Assigned task » Nothing more is wanted than an exact repeat of the data below.
===== Dataset excerpts
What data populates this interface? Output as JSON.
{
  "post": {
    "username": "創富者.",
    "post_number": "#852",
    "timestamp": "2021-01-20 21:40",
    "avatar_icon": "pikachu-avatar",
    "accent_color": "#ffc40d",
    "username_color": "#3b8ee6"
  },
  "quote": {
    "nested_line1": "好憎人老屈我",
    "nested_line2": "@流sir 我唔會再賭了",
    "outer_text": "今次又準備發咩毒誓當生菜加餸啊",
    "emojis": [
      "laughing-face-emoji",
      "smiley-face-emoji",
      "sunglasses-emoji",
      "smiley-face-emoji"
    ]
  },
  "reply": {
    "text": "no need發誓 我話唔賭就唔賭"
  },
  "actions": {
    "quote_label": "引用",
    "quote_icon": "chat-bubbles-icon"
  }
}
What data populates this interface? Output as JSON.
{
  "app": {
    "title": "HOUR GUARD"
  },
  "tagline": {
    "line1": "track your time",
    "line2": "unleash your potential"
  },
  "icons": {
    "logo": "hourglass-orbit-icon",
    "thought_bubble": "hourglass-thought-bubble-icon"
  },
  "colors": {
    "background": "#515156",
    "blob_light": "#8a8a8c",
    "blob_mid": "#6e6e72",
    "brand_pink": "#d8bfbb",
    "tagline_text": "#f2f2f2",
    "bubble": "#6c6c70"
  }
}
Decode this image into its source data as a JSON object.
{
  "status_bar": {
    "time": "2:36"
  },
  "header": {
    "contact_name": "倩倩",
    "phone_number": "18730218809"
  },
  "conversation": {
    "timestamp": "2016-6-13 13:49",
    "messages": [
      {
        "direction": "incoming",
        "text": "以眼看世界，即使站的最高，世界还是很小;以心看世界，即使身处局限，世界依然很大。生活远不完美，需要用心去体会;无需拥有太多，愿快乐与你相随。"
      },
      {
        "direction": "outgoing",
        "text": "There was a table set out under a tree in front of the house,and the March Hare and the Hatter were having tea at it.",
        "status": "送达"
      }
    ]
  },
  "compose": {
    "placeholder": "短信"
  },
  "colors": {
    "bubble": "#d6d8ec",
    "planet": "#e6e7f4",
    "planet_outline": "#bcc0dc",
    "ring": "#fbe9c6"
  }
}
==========
Reply »
What data populates this interface? Output as JSON.
{
  "post": {
    "username": "創富者.",
    "post_number": "#852",
    "timestamp": "2021-01-20 21:40",
    "avatar_icon": "pikachu-avatar",
    "accent_color": "#ffc40d",
    "username_color": "#3b8ee6"
  },
  "quote": {
    "nested_line1": "好憎人老屈我",
    "nested_line2": "@流sir 我唔會再賭了",
    "outer_text": "今次又準備發咩毒誓當生菜加餸啊",
    "emojis": [
      "laughing-face-emoji",
      "smiley-face-emoji",
      "sunglasses-emoji",
      "smiley-face-emoji"
    ]
  },
  "reply": {
    "text": "no need發誓 我話唔賭就唔賭"
  },
  "actions": {
    "quote_label": "引用",
    "quote_icon": "chat-bubbles-icon"
  }
}
What data populates this interface? Output as JSON.
{
  "app": {
    "title": "HOUR GUARD"
  },
  "tagline": {
    "line1": "track your time",
    "line2": "unleash your potential"
  },
  "icons": {
    "logo": "hourglass-orbit-icon",
    "thought_bubble": "hourglass-thought-bubble-icon"
  },
  "colors": {
    "background": "#515156",
    "blob_light": "#8a8a8c",
    "blob_mid": "#6e6e72",
    "brand_pink": "#d8bfbb",
    "tagline_text": "#f2f2f2",
    "bubble": "#6c6c70"
  }
}
Decode this image into its source data as a JSON object.
{
  "status_bar": {
    "time": "2:36"
  },
  "header": {
    "contact_name": "倩倩",
    "phone_number": "18730218809"
  },
  "conversation": {
    "timestamp": "2016-6-13 13:49",
    "messages": [
      {
        "direction": "incoming",
        "text": "以眼看世界，即使站的最高，世界还是很小;以心看世界，即使身处局限，世界依然很大。生活远不完美，需要用心去体会;无需拥有太多，愿快乐与你相随。"
      },
      {
        "direction": "outgoing",
        "text": "There was a table set out under a tree in front of the house,and the March Hare and the Hatter were having tea at it.",
        "status": "送达"
      }
    ]
  },
  "compose": {
    "placeholder": "短信"
  },
  "colors": {
    "bubble": "#d6d8ec",
    "planet": "#e6e7f4",
    "planet_outline": "#bcc0dc",
    "ring": "#fbe9c6"
  }
}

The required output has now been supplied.